Website and app data records:

====

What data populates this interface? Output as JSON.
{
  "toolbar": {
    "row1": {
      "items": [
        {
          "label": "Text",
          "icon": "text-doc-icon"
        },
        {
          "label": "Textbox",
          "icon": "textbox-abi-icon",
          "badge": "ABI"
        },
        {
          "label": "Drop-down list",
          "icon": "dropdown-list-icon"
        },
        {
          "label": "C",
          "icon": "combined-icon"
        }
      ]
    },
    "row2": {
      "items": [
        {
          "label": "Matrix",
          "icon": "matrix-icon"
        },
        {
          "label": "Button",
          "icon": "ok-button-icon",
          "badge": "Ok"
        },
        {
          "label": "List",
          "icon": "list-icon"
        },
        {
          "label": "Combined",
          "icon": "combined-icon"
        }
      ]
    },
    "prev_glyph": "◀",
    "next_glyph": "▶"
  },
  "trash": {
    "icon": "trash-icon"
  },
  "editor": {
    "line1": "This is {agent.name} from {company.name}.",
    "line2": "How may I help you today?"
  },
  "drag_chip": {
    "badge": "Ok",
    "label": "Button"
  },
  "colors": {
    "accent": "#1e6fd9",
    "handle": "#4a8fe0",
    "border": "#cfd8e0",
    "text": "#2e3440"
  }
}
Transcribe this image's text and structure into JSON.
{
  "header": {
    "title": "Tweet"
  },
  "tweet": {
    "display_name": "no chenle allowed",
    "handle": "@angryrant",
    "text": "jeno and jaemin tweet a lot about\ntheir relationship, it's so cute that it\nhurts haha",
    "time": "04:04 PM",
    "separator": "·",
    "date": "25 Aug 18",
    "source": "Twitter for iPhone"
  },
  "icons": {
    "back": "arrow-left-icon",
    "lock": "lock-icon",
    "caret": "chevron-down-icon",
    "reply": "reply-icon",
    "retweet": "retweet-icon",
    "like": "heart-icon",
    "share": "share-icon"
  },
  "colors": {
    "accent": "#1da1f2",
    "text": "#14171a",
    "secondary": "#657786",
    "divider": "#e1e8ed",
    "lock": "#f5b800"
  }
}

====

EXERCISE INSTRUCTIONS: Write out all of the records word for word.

ANSWER FOR THE TASK:
What data populates this interface? Output as JSON.
{
  "toolbar": {
    "row1": {
      "items": [
        {
          "label": "Text",
          "icon": "text-doc-icon"
        },
        {
          "label": "Textbox",
          "icon": "textbox-abi-icon",
          "badge": "ABI"
        },
        {
          "label": "Drop-down list",
          "icon": "dropdown-list-icon"
        },
        {
          "label": "C",
          "icon": "combined-icon"
        }
      ]
    },
    "row2": {
      "items": [
        {
          "label": "Matrix",
          "icon": "matrix-icon"
        },
        {
          "label": "Button",
          "icon": "ok-button-icon",
          "badge": "Ok"
        },
        {
          "label": "List",
          "icon": "list-icon"
        },
        {
          "label": "Combined",
          "icon": "combined-icon"
        }
      ]
    },
    "prev_glyph": "◀",
    "next_glyph": "▶"
  },
  "trash": {
    "icon": "trash-icon"
  },
  "editor": {
    "line1": "This is {agent.name} from {company.name}.",
    "line2": "How may I help you today?"
  },
  "drag_chip": {
    "badge": "Ok",
    "label": "Button"
  },
  "colors": {
    "accent": "#1e6fd9",
    "handle": "#4a8fe0",
    "border": "#cfd8e0",
    "text": "#2e3440"
  }
}
Transcribe this image's text and structure into JSON.
{
  "header": {
    "title": "Tweet"
  },
  "tweet": {
    "display_name": "no chenle allowed",
    "handle": "@angryrant",
    "text": "jeno and jaemin tweet a lot about\ntheir relationship, it's so cute that it\nhurts haha",
    "time": "04:04 PM",
    "separator": "·",
    "date": "25 Aug 18",
    "source": "Twitter for iPhone"
  },
  "icons": {
    "back": "arrow-left-icon",
    "lock": "lock-icon",
    "caret": "chevron-down-icon",
    "reply": "reply-icon",
    "retweet": "retweet-icon",
    "like": "heart-icon",
    "share": "share-icon"
  },
  "colors": {
    "accent": "#1da1f2",
    "text": "#14171a",
    "secondary": "#657786",
    "divider": "#e1e8ed",
    "lock": "#f5b800"
  }
}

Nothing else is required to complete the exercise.